Callaway says “Black Coffee” is one of the “greatest torch songs ever written.” To these ears, and probably most, it will always be associated with Sarah Vaughan. Yet, Calloway arguably digs even deeper into the gutsy blues of the song. She convincingly expresses the pain of being forsaken by her lover. Lee kept her take on the song simple as does Calloway, but the immense range and power of her vocal might be best appreciated here, in a song with which most are familiar. Calloway is a strong improviser as well. Listen to her add some humorous lyrics to “I Love Being Here With You.”

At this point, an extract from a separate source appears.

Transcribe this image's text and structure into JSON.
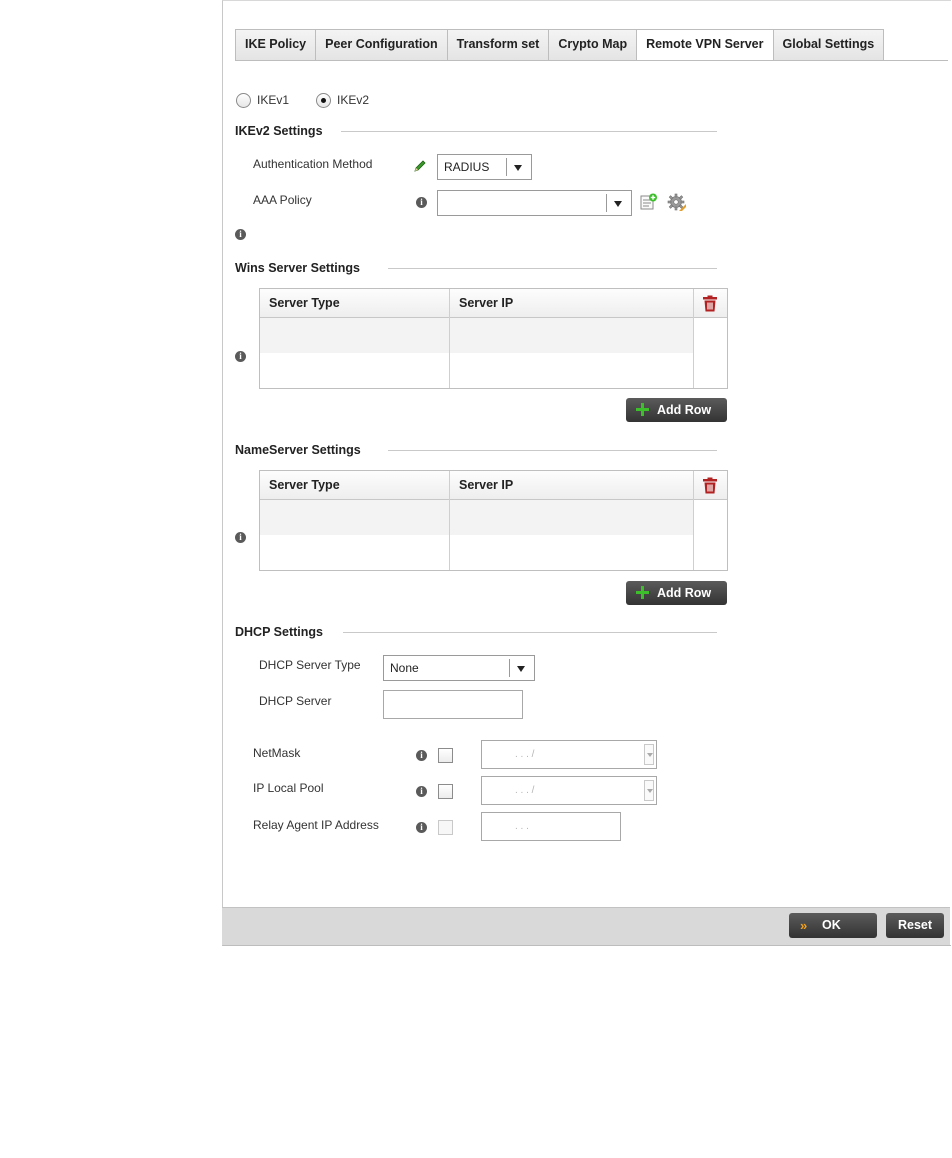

Calloway chose all fourteen songs, focusing on Lee’s songwriting in this excellent tribute to one of the first female singer-songwriters of note. If it’s your introduction to Calloway, you’ll likely be seeking out more of her catalog. You might just investigate Lee’s too.
– Jim Hynes